First Greenpeace activist leaves Russia
Greenpeace says it will make sure a Kiwi arrested in a protest against Arctic oil drilling gets home safely after the criminal charges against him were dropped.
The criminal charges of hooliganism against all but one of the crew of 30 were dropped under an amnesty that was passed by the Russian Parliament this month.
The amnesty was seen by many as an attempt by the Kremlin to dampen the criticism of Russia's human rights record before the Winter Olympics in Sochi in February.
An Italian crew member is the only protester who has failed to get his criminal case closed due to the lack of an interpreter.
The first activists had begun to leave Russia, and all were expected to be returning home by Friday (local time), Greenpeace said.
Nelson man David Haussmann was still awaiting an exit visa, but should get back in the coming days, Greenpeace New Zealand spokesman Niall Bennett said.
"It looks pretty much definite that David's just going to want to come straight home, keep his head down, stay quiet and just hang out with his whanau for a bit," Bennett said.
"We'll be talking to him, we'll make sure he gets back safely, but then he's just going to want to hang out with his family."
Greenpeace New Zealand had remained in contact with Haussmann during the group's two months in jail.
New Zealand-born Jon Beauchamp, who lives in Australia, was also a member of the group.
Soviet-born Swedish activist Dima Litvinov crossed the Finnish border today after receiving an exit stamp in his passport.
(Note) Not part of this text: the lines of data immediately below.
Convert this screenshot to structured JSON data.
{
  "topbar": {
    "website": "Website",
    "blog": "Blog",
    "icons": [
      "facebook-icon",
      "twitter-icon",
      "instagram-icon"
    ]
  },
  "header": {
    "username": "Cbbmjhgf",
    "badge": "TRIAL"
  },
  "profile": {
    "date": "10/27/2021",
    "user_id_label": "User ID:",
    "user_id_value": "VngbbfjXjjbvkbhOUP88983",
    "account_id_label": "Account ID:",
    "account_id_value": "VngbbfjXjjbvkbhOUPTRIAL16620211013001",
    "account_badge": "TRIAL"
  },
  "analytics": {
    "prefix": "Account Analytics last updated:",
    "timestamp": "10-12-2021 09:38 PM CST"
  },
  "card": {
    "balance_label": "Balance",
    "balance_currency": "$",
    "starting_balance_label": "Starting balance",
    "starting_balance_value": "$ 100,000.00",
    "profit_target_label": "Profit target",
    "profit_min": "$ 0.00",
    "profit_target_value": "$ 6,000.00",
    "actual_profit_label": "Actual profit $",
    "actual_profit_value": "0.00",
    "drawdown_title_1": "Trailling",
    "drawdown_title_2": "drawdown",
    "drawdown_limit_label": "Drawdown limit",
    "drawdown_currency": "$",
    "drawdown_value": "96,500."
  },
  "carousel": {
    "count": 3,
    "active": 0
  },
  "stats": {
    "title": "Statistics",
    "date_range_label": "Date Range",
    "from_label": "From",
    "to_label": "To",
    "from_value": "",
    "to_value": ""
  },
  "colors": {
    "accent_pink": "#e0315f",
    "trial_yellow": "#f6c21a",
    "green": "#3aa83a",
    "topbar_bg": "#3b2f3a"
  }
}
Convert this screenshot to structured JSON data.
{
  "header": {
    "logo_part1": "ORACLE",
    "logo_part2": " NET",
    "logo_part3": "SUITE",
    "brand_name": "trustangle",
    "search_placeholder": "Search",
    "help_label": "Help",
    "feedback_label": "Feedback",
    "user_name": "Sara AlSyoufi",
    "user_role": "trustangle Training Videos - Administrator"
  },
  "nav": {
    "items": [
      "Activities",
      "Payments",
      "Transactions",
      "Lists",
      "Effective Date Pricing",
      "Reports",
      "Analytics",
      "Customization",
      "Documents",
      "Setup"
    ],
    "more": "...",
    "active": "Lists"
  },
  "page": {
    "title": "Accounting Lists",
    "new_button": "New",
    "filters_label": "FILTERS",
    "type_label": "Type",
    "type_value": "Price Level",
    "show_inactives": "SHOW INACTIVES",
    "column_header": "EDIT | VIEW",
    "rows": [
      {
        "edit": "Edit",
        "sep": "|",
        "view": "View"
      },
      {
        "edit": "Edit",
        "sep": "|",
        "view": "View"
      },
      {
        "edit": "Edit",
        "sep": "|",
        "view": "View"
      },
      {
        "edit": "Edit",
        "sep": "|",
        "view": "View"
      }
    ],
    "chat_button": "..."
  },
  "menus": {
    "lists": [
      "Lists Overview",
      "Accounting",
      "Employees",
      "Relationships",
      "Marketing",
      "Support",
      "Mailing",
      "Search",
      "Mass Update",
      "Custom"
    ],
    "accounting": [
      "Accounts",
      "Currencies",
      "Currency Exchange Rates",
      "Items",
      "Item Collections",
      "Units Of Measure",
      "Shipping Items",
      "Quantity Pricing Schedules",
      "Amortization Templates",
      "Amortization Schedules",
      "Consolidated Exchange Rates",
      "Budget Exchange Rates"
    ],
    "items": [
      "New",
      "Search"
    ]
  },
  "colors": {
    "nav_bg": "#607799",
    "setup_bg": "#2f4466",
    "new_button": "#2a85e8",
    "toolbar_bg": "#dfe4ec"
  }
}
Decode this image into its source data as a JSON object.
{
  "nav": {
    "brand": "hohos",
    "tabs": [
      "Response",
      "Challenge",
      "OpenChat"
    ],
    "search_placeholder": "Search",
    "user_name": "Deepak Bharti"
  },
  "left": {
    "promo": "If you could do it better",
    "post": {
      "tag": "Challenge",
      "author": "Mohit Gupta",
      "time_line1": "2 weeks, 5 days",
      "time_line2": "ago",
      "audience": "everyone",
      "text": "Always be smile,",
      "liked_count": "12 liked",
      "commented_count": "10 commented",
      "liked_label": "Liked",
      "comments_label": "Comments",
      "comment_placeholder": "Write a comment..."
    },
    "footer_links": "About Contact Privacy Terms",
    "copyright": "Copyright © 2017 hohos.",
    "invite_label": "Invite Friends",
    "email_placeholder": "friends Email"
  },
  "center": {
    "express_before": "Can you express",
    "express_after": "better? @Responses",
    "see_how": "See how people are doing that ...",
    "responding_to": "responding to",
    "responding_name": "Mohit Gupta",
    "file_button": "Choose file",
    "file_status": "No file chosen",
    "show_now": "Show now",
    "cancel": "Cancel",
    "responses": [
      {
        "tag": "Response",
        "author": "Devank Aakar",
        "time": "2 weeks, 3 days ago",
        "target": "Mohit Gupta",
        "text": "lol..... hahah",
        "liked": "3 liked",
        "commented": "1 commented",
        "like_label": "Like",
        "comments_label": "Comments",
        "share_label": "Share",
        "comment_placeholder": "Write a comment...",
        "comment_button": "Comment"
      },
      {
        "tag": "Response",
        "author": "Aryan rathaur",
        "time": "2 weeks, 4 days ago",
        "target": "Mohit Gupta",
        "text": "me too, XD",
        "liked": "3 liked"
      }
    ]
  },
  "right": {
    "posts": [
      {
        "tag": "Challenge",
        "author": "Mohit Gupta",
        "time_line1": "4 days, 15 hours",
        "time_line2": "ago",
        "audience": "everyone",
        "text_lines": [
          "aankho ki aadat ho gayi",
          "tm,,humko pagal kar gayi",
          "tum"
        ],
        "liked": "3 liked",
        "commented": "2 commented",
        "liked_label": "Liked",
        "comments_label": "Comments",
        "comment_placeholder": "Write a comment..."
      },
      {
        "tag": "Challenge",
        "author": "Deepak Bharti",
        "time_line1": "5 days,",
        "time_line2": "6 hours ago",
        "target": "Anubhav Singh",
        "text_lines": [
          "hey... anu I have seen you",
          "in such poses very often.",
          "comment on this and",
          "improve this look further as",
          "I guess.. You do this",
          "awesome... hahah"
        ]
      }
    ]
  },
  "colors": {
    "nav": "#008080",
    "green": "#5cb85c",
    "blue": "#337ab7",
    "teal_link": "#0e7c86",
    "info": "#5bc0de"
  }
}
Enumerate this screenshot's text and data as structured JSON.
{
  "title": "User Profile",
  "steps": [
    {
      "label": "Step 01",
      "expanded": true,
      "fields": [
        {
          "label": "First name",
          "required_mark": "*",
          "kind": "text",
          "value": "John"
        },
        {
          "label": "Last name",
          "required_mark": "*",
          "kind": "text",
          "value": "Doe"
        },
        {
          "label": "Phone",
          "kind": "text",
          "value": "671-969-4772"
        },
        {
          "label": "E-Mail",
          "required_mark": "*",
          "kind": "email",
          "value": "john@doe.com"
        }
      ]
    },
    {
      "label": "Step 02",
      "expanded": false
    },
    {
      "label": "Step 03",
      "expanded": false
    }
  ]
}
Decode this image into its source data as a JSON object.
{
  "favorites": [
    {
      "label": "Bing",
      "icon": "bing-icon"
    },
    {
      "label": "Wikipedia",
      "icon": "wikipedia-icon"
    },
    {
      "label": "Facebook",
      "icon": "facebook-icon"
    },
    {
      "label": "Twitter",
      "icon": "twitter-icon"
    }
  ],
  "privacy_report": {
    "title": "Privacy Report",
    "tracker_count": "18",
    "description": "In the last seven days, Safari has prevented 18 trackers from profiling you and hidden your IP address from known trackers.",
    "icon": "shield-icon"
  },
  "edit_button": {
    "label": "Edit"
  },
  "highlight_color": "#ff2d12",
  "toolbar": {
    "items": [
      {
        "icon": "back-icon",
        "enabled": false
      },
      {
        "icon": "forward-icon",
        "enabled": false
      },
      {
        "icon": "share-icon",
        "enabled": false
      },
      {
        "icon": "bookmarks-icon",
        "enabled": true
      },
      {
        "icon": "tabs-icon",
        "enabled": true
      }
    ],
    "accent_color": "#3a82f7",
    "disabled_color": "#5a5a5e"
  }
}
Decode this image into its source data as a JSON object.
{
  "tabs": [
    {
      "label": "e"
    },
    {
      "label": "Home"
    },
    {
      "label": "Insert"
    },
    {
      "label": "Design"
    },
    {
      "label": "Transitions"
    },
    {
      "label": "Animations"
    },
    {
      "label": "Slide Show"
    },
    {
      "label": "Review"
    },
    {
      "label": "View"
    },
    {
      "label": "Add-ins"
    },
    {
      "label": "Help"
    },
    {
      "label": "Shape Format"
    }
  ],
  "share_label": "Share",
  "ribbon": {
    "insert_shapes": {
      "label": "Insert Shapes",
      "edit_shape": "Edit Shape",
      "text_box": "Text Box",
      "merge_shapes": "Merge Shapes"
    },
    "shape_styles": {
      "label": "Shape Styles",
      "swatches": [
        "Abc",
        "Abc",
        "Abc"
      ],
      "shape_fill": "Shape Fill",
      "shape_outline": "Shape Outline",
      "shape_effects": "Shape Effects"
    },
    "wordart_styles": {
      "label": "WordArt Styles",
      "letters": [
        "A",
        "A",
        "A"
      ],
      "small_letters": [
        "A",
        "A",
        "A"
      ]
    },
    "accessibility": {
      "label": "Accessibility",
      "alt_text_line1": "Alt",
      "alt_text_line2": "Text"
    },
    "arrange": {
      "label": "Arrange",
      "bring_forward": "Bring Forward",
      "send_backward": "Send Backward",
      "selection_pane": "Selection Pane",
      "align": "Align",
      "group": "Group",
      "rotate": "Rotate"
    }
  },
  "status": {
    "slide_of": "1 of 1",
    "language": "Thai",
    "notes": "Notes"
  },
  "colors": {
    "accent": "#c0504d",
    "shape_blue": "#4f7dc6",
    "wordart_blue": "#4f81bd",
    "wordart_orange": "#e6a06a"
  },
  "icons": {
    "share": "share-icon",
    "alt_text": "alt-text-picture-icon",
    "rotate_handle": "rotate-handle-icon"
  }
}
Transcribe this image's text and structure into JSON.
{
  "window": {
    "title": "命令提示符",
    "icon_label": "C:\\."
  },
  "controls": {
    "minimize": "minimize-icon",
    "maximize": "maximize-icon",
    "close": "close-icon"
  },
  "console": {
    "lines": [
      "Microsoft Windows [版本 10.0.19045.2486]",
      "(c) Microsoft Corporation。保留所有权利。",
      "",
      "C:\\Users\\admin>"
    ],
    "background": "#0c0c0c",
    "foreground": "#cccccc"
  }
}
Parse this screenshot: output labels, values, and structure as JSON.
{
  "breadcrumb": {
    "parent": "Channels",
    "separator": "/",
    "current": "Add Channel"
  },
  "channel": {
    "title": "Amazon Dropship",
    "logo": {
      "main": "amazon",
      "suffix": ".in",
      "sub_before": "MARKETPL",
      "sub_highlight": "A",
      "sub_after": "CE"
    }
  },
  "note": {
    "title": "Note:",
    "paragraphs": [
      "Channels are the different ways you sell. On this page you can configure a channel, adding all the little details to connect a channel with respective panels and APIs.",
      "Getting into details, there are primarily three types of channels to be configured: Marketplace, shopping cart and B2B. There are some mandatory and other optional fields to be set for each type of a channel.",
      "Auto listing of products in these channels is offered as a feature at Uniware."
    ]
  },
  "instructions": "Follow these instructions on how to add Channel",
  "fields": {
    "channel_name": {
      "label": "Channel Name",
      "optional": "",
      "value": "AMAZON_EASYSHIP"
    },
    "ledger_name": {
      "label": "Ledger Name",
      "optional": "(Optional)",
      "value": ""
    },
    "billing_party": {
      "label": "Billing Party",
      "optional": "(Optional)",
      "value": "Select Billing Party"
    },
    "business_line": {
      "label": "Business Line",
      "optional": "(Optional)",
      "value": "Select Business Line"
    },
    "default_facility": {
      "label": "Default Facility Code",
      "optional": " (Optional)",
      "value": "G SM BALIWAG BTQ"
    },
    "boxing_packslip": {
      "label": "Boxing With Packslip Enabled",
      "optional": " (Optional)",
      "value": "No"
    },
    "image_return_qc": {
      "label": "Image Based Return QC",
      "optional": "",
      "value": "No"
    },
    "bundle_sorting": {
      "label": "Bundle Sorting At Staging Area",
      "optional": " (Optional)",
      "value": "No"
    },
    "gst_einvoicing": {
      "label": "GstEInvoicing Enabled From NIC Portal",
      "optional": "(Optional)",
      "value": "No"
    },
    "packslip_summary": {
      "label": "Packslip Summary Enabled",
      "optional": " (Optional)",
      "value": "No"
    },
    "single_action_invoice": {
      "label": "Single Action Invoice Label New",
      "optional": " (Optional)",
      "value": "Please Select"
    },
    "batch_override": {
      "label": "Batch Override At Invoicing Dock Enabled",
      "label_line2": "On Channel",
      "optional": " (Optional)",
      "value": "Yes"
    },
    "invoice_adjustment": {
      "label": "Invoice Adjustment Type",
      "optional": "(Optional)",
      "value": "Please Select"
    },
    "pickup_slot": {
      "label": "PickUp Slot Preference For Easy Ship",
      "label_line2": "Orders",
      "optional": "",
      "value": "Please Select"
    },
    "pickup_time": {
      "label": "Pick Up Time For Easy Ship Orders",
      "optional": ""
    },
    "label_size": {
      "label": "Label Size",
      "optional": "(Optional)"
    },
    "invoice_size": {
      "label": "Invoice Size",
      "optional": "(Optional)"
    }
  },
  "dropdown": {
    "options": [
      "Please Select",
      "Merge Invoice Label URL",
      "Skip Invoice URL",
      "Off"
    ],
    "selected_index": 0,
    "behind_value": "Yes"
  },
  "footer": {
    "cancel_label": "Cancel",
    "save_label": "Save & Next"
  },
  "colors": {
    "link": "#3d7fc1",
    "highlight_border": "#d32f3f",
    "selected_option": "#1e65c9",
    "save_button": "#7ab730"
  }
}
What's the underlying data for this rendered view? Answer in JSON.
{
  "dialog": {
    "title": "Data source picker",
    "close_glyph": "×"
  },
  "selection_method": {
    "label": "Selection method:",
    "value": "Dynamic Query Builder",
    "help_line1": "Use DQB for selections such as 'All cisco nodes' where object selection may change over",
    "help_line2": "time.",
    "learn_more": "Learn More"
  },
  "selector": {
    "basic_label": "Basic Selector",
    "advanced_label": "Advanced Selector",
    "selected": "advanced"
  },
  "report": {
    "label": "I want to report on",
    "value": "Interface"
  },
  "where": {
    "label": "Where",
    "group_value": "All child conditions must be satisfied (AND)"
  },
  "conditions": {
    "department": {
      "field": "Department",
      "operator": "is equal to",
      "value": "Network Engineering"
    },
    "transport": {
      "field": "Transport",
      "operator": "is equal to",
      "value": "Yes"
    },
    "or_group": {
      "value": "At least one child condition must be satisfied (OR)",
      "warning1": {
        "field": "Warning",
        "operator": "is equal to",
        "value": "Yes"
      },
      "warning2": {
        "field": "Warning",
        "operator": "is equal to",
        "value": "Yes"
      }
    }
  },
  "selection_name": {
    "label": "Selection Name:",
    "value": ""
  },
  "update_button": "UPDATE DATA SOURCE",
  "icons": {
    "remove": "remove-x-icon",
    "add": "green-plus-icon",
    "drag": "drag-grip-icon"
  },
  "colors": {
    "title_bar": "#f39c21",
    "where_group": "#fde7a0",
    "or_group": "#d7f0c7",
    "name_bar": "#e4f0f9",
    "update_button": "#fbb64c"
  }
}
Thirteen others have also received the stamp which allows them to leave, Greenpeace said, with rest of the "Arctic 30" expected to go through the process on Friday.
"Now I'm going home to my bed, my wife, my kids and my life," Dima said in a statement. "I'm leaving Russia feeling like we won something here."
Russia's treatment of the 30 activists from 18 countries - who spent two months in detention and faced hooliganism charges punishable by seven years in jail - had drawn heavy criticism from Western nations and celebrities.
Russia says activists endangered lives and property in the protest at the state-controlled energy giant Gazprom's Prirazlomnaya oil platform in the Pechora Sea, a key element of Russia's plans to develop the Arctic.
Greenpeace said the boarding of its icebreaker by Russian authorities after the protest was illegal and says its activists conducted a peaceful protest.
- Fairfax NZ and Reuters